As leaders, we are the architects of the future. It is our job to envision a preferred future and rally people to make it a reality. When we plan, we are creating the blueprints for that future. Our planning will channel the time, energy, focus and financial resources of our organization. It is not a task to be taken lightly.
I’ve known this to be true for decades. Here’s my new thought on this topic – I’ll invest weeks, sometimes months, creating a plan for our organization. What struck me is how little time I spend creating my personal plan for the year. The good news, I’ve already invested quite a few hours preparing my plan for 2015.
My process for creating my personal plan changed many times over the years. Not that it needed to, I think it’s just a function of my personality and my bias for continuous improvement. One of my conclusions - I really don’t think there is a perfect way to create a plan. The only good way is one that works for you.
With that disclaimer, I’ll share some of the steps I’m going through as I try to make 2015 a better version of 2014.
Start with the long view – My coach, Daniel Harkavy, suggested years ago that I decide what I want to be true in my life in 30 years. His challenge, which turned out to be true: if you maintain a long-view, it will change your actions today. He was right.
Review the past 12 months – What worked well? What did you accomplish? What do you want to repeat? What didn’t work well? What do you know now you want to do differently? What barriers and enables did you encounter? It was Socrates who said, “The unexamined life is not worth living.”
Establish your goals – Specifically, what do you want to accomplish in the next 12 months that will move you closer to accomplishing what you outlined in your 30-year vision? One of the questions I’ve debated with others over the years is “How many goals?” You get to decide! I know some leaders who will set one goal and others who will establish 50. Your plan is YOUR plan.
Create the plan – Goals don’t achieve themselves. If they do, they were not very good goals. If you want to learn a foreign language, decide what you’re going to do. You could get a tutor; buy Rosetta Stone; go live in foreign country; or some combination of the above. To accomplish something, you must be willing to do something. Be specific. Pay special attention to individual tactics; these are the guts of your plan. Choose them carefully.
Consider a theme – This is not something I do every year, perhaps I should. However, some years I feel compelled to do so. When you feel you have a huge priority, one that touches several areas of your life, a theme may be appropriate. I talked to a friend this week that has already established his theme for the 2015: Productivity. Not a bad idea.[GLS_Shield]

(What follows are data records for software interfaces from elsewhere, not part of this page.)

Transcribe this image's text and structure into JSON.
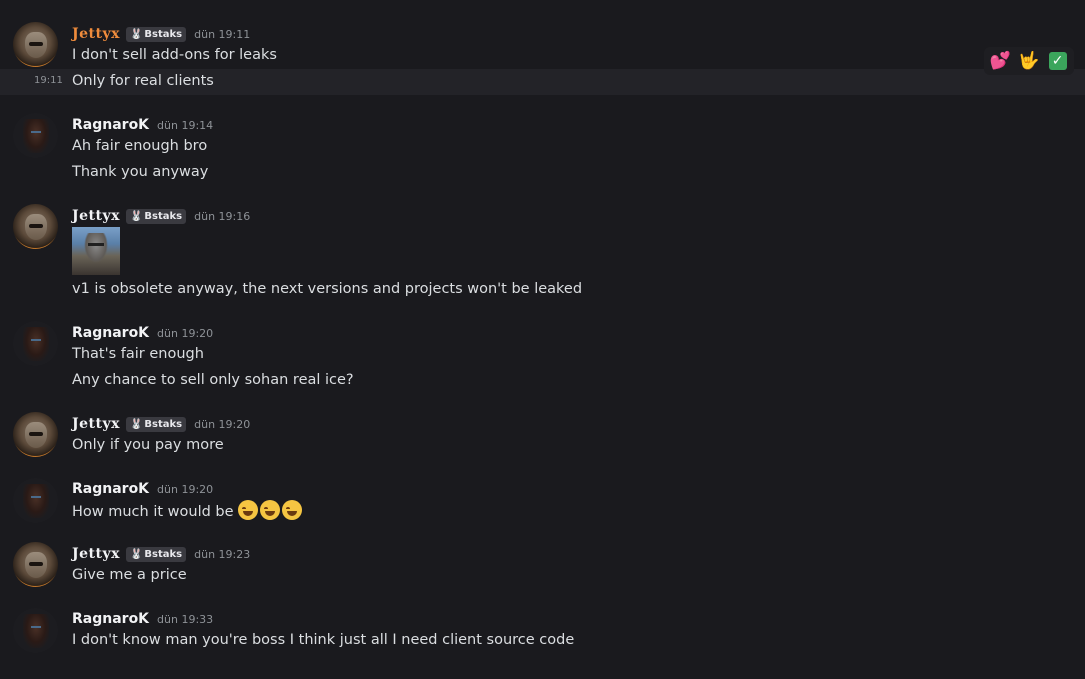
{
  "messages": [
    {
      "author": "Jettyx",
      "tag": "Bstaks",
      "time": "dün 19:11",
      "lines": [
        "I don't sell add-ons for leaks"
      ]
    },
    {
      "side_time": "19:11",
      "line": "Only for real clients"
    },
    {
      "author": "RagnaroK",
      "time": "dün 19:14",
      "lines": [
        "Ah fair enough bro",
        "Thank you anyway"
      ]
    },
    {
      "author": "Jettyx",
      "tag": "Bstaks",
      "time": "dün 19:16",
      "lines": [
        "v1 is obsolete anyway, the next versions and projects won't be leaked"
      ]
    },
    {
      "author": "RagnaroK",
      "time": "dün 19:20",
      "lines": [
        "That's fair enough",
        "Any chance to sell only sohan real ice?"
      ]
    },
    {
      "author": "Jettyx",
      "tag": "Bstaks",
      "time": "dün 19:20",
      "lines": [
        "Only if you pay more"
      ]
    },
    {
      "author": "RagnaroK",
      "time": "dün 19:20",
      "lines": [
        "How much it would be"
      ]
    },
    {
      "author": "Jettyx",
      "tag": "Bstaks",
      "time": "dün 19:23",
      "lines": [
        "Give me a price"
      ]
    },
    {
      "author": "RagnaroK",
      "time": "dün 19:33",
      "lines": [
        "I don't know man you're boss I think just all I need client source code"
      ]
    }
  ],
  "reactions": [
    {
      "icon": "heart-icon",
      "glyph": "💕"
    },
    {
      "icon": "rock-hand-icon",
      "glyph": "🤟"
    },
    {
      "icon": "check-icon",
      "glyph": "✓"
    }
  ],
  "emoji_count": 3,
  "tag_glyph": "🐰",
  "colors": {
    "background": "#1a1a1e",
    "hover_row": "#232328",
    "jettyx_first_name": "#f08c3c"
  }
}
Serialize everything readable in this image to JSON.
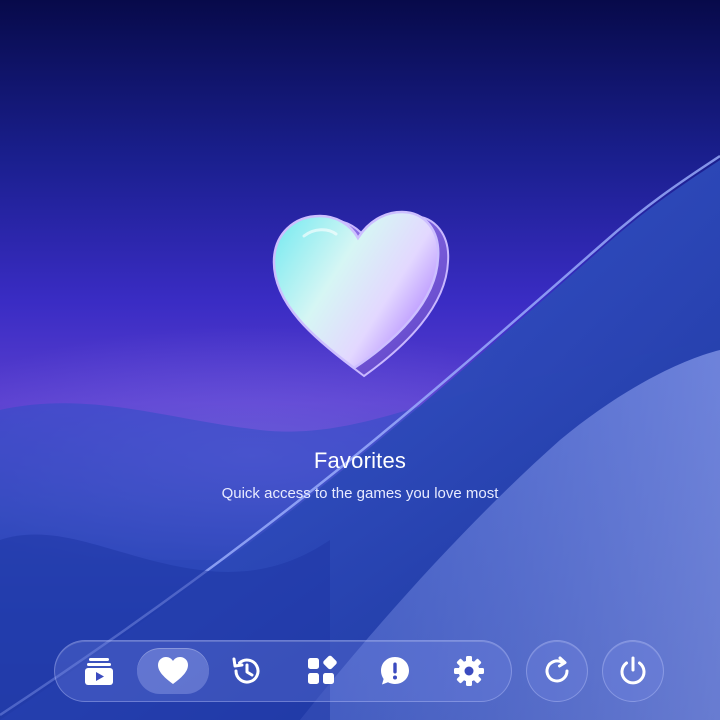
{
  "hero": {
    "title": "Favorites",
    "subtitle": "Quick access to the games you love most",
    "illustration": "heart-icon"
  },
  "dock": {
    "items": [
      {
        "name": "library",
        "icon": "library-play-icon",
        "active": false
      },
      {
        "name": "favorites",
        "icon": "heart-icon",
        "active": true
      },
      {
        "name": "history",
        "icon": "history-icon",
        "active": false
      },
      {
        "name": "apps",
        "icon": "apps-grid-icon",
        "active": false
      },
      {
        "name": "feedback",
        "icon": "alert-bubble-icon",
        "active": false
      },
      {
        "name": "settings",
        "icon": "gear-icon",
        "active": false
      }
    ]
  },
  "actions": [
    {
      "name": "refresh",
      "icon": "refresh-icon"
    },
    {
      "name": "power",
      "icon": "power-icon"
    }
  ],
  "colors": {
    "background_top": "#070a4a",
    "background_mid": "#3a2cc4",
    "background_bottom": "#1a2f8f",
    "text": "#ffffff",
    "heart_cyan": "#7ff0f0",
    "heart_violet": "#b79cff"
  }
}
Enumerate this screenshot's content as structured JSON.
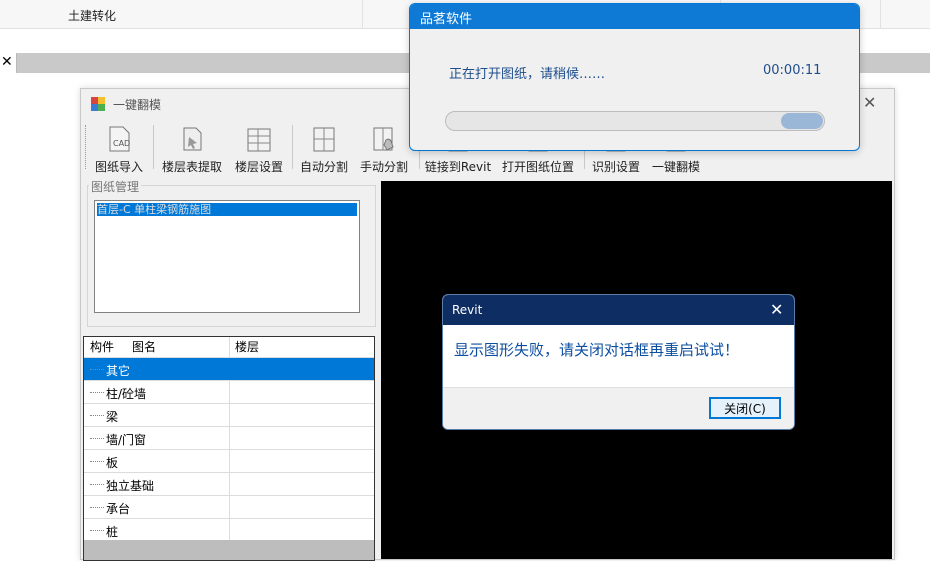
{
  "background_app": {
    "header_label": "土建转化",
    "tab_close_glyph": "✕"
  },
  "main_window": {
    "title": "一键翻模",
    "close_glyph": "✕",
    "toolbar": [
      {
        "label": "图纸导入",
        "icon": "cad-import-icon"
      },
      {
        "label": "楼层表提取",
        "icon": "floor-table-extract-icon"
      },
      {
        "label": "楼层设置",
        "icon": "floor-settings-icon"
      },
      {
        "label": "自动分割",
        "icon": "auto-split-icon"
      },
      {
        "label": "手动分割",
        "icon": "manual-split-icon"
      },
      {
        "label": "链接到Revit",
        "icon": "link-revit-icon"
      },
      {
        "label": "打开图纸位置",
        "icon": "open-drawing-location-icon"
      },
      {
        "label": "识别设置",
        "icon": "recognition-settings-icon"
      },
      {
        "label": "一键翻模",
        "icon": "one-click-model-icon"
      }
    ],
    "drawing_group_label": "图纸管理",
    "drawing_list": [
      "首层-C 单柱梁钢筋施图"
    ],
    "tree_headers": {
      "component": "构件",
      "drawing_name": "图名",
      "floor": "楼层"
    },
    "tree_rows": [
      {
        "label": "其它",
        "selected": true
      },
      {
        "label": "柱/砼墙",
        "selected": false
      },
      {
        "label": "梁",
        "selected": false
      },
      {
        "label": "墙/门窗",
        "selected": false
      },
      {
        "label": "板",
        "selected": false
      },
      {
        "label": "独立基础",
        "selected": false
      },
      {
        "label": "承台",
        "selected": false
      },
      {
        "label": "桩",
        "selected": false
      }
    ]
  },
  "progress_dialog": {
    "title": "品茗软件",
    "message": "正在打开图纸，请稍候……",
    "elapsed": "00:00:11",
    "progress_state": "indeterminate"
  },
  "error_dialog": {
    "title": "Revit",
    "close_glyph": "✕",
    "message": "显示图形失败，请关闭对话框再重启试试！",
    "button_label": "关闭(C)"
  },
  "colors": {
    "accent": "#0078d7",
    "progress_title": "#0f7ad6",
    "revit_title": "#0e2d63",
    "message_text": "#0c4ea0",
    "canvas": "#000000"
  }
}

If you haven’t started working on your 2015 plan, what are you waiting for?